Officials in Saudi Arabia, the UAE and Oman refused to comment on “fake news” originating on social media, but two Saudi sources said it was understandable that “the Brotherhood and foreign countries want to divide the Gulf countries” through spreading false rumours.
One of the sources referred to what he called “Turkish intimidation through fabrication” to pressure the Gulf countries into softening their positions towards Ankara or Doha.
Emirati media commentator Rashed Murooshid told Al-Ahram Weekly that the Turkish verbal outbursts reflected its anxiety due to the UAE’s position as a spearhead in the opposition to the Muslim Brotherhood and terrorist offshoots harboured by Erdogan.
“There is also envy at how the UAE is prospering and keeping up the pace of sustainable development while supporting Arab allies resisting Turkey’s aggression,” he added.

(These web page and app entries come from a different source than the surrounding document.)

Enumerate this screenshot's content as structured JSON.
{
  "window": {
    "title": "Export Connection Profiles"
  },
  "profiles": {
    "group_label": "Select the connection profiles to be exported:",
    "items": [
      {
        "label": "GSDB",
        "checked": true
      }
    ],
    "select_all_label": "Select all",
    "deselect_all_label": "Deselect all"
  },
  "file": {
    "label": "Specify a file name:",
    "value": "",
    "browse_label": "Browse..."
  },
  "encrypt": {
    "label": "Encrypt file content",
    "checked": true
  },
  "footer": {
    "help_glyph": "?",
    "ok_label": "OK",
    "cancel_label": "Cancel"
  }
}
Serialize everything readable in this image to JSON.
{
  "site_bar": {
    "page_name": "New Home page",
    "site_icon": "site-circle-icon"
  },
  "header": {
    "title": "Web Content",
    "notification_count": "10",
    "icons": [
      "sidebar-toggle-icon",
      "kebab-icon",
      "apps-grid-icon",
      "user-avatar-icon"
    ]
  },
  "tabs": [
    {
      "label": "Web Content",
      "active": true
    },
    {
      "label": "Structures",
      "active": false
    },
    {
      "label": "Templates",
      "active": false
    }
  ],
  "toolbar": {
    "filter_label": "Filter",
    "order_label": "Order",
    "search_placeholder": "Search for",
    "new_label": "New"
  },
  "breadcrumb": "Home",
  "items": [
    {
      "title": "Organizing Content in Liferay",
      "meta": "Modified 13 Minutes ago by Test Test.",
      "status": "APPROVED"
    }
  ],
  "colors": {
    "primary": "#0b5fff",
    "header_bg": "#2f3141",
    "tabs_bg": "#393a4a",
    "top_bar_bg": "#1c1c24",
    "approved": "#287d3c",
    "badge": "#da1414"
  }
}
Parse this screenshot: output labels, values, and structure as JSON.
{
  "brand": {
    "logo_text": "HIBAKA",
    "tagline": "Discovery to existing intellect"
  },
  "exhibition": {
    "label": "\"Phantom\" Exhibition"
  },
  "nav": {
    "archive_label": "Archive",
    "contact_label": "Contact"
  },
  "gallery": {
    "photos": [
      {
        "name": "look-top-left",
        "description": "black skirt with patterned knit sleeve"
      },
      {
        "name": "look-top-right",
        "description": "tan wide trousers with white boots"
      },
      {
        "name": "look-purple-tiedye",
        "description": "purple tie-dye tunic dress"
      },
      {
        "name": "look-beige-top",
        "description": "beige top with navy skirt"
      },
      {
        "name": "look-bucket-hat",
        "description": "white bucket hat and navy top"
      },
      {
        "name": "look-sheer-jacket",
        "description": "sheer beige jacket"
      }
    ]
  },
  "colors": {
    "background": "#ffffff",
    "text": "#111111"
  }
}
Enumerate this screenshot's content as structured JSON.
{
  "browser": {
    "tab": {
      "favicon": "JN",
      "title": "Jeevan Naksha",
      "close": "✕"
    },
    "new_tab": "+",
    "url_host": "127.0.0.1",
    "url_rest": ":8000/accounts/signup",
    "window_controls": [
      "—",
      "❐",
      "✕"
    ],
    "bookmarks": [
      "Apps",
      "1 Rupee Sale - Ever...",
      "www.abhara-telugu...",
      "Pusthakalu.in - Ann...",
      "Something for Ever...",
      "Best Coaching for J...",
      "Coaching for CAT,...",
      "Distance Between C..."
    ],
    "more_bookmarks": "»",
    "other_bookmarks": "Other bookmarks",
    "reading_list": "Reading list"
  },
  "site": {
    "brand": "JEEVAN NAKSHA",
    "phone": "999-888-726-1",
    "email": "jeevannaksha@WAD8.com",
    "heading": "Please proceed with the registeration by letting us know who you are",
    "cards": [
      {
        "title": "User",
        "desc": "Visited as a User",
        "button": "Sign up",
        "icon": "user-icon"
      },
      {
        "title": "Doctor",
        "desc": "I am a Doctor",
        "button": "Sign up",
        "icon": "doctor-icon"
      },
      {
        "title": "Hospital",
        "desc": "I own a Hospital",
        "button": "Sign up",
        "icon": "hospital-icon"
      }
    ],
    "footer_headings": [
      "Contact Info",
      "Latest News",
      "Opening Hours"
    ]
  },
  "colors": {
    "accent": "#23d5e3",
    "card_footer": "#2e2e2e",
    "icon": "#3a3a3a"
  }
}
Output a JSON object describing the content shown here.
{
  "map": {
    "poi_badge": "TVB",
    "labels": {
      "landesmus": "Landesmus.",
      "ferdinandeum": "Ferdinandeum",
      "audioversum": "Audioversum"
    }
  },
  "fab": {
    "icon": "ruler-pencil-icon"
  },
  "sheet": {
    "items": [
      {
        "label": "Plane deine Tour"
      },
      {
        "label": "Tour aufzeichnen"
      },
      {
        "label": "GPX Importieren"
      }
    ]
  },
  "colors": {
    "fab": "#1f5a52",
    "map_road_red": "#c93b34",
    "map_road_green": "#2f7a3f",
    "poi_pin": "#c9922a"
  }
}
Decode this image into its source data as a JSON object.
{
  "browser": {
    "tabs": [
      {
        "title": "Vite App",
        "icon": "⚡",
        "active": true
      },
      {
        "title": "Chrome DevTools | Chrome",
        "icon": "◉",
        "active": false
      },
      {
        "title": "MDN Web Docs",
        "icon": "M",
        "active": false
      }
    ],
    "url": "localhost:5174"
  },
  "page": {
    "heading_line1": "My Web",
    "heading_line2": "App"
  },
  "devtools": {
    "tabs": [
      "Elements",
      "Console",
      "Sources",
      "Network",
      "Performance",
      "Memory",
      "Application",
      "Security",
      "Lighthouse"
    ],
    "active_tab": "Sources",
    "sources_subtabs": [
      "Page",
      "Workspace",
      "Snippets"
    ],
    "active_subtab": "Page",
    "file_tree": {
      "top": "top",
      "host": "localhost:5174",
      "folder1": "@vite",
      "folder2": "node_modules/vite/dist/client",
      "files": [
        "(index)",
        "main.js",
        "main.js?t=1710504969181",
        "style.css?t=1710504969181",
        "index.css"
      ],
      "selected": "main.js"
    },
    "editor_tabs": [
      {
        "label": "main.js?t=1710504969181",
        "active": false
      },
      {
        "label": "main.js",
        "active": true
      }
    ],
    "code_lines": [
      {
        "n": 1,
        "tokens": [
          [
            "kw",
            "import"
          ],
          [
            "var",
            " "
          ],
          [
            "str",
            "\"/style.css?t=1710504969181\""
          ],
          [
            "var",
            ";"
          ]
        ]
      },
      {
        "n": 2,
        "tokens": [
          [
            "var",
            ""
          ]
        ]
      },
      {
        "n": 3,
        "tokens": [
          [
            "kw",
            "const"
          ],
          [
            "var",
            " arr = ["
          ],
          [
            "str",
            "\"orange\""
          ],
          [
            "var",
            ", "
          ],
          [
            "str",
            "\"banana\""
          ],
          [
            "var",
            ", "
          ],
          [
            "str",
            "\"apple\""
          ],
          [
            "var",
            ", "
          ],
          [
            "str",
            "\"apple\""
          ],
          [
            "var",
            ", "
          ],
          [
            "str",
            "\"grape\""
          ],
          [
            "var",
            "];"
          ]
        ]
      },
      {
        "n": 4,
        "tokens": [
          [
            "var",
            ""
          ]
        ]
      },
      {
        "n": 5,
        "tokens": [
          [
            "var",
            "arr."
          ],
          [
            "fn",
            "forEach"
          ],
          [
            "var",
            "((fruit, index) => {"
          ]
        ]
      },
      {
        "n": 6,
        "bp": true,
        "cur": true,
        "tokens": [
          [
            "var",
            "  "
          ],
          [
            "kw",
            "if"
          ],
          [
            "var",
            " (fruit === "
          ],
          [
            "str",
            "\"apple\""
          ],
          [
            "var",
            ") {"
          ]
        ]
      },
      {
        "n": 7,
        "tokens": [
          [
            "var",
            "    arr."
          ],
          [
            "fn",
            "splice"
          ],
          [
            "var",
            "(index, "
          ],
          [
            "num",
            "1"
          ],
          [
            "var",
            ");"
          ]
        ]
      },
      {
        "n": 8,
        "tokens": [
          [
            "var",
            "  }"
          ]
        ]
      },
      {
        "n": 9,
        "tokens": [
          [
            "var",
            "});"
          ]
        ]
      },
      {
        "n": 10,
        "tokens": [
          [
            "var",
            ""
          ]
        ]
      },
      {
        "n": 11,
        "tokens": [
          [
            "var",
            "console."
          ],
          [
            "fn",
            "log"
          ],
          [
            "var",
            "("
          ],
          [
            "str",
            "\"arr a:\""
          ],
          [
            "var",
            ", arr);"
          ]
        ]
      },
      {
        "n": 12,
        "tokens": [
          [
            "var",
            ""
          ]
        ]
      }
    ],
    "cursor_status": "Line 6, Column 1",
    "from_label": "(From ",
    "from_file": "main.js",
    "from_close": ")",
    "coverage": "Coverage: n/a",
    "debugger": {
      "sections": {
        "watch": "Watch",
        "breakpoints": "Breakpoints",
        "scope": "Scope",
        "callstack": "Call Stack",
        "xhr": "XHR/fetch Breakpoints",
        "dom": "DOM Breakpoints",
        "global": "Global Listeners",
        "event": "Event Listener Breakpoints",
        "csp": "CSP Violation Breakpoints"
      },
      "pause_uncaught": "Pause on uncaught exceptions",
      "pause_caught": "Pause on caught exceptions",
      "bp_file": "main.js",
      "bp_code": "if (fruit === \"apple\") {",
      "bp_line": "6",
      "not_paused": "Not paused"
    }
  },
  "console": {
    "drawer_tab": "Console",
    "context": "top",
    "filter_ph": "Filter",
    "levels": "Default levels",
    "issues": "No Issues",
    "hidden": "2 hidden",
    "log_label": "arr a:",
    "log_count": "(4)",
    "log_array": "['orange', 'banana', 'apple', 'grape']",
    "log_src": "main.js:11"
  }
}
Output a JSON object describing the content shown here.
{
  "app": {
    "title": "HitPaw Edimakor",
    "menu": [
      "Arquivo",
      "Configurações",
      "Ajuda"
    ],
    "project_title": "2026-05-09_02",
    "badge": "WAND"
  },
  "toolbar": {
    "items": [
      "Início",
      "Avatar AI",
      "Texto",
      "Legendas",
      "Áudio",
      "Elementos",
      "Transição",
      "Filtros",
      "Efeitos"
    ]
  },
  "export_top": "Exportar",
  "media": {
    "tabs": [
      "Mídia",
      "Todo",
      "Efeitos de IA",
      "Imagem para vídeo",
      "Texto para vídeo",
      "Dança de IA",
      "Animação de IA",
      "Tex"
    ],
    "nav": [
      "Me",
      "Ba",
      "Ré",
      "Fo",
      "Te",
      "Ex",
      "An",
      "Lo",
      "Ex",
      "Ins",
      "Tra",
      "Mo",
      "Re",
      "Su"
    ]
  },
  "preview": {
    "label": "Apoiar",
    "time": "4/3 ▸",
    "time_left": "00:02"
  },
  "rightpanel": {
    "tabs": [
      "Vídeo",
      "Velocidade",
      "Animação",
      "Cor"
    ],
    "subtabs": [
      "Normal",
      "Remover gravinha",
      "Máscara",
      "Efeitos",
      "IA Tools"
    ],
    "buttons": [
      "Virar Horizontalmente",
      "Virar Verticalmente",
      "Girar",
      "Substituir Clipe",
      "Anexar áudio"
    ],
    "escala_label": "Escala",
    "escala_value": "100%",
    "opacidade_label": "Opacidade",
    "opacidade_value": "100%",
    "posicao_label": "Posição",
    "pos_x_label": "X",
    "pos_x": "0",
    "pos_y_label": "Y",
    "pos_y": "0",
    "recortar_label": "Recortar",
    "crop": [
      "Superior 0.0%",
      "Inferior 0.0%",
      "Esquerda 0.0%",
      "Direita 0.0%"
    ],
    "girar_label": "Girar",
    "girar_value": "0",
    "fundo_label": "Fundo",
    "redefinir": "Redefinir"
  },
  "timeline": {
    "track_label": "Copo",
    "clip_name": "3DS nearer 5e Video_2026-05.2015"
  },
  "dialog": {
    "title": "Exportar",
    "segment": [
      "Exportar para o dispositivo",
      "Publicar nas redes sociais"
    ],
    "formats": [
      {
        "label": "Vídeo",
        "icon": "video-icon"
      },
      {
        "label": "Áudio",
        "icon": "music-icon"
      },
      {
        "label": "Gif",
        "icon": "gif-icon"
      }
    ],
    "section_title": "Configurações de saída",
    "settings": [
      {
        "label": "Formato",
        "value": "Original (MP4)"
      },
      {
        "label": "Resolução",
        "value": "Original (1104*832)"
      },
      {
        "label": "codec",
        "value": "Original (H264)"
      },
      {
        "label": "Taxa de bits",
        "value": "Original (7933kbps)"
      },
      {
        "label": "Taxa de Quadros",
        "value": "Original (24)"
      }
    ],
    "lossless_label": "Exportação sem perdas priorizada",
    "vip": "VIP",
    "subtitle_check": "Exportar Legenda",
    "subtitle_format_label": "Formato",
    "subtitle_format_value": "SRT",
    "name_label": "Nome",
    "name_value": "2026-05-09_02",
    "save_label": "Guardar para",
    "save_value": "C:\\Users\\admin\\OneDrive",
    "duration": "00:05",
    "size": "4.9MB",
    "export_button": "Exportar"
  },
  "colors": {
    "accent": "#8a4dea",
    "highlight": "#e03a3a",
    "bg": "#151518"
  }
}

He suggested that Ankara had failed to blackmail the Gulf countries, especially Saudi Arabia and the UAE. “It seems that the money Erdogan got from a Gulf country to finance terrorism has run out and that country cannot provide billions more, so he is trying extortion instead,” he said.
Though Qatar has provided Turkey with billions of dollars, the Turkish economy is in a dire situation, not only due to the negative impacts of the Covid-19 pandemic but also due to the rising costs of foreign military ventures in Syria, Iraq, Libya and now possibly also Azerbaijan.
Before the falling out between Ankara and the Gulf, mutual trade and investments between them came to tens of billions of dollars on an annual basis.
Turkey is also now losing the benefits of helping Iran to circumvent the economic sanctions against it, as Iran has found alternative ways of trying to save its deteriorating economic situation.
Saudi commentator Abdel-Aziz Alkhames said that Erdogan was “furious” because Saudi Arabia and the UAE had concluded that his adventures were targeting them through targeting Egypt.
He referred to a rumour from Turkey through Qatari and Brotherhood social-media accounts of Egypt’s sending troops to Syria. Erdogan’s “media is portraying the Egyptian army going to Syria, a few km from Turkey, to hit them near their home,” he said.
Erdogan had also seen the failure of the “planned ‘Ottoman’ route from Turkey through Egypt and Sudan to Saudi Arabia supervised by the company led by his son Bilal,” Alkhames said.
The conclusion is that the Turkish rhetoric reflects Turkey’s increasing frustration that Egypt is not alone and that Erdogan’s bet on Qatar and the Brotherhood is leading to disaster.
For Saudi Arabia and the UAE, Turkish bluster will do nothing more than solidify their support for Egypt.
While it does not downplay the danger of the Turkish-Qatari alliance in spreading terrorism and seeking the destabilisation of the region, the Gulf stand is getting stronger in the face of Turkish blackmail and intimidation.
*A version of this article appears in print in the 6 August, 2020 edition of Al-Ahram Weekly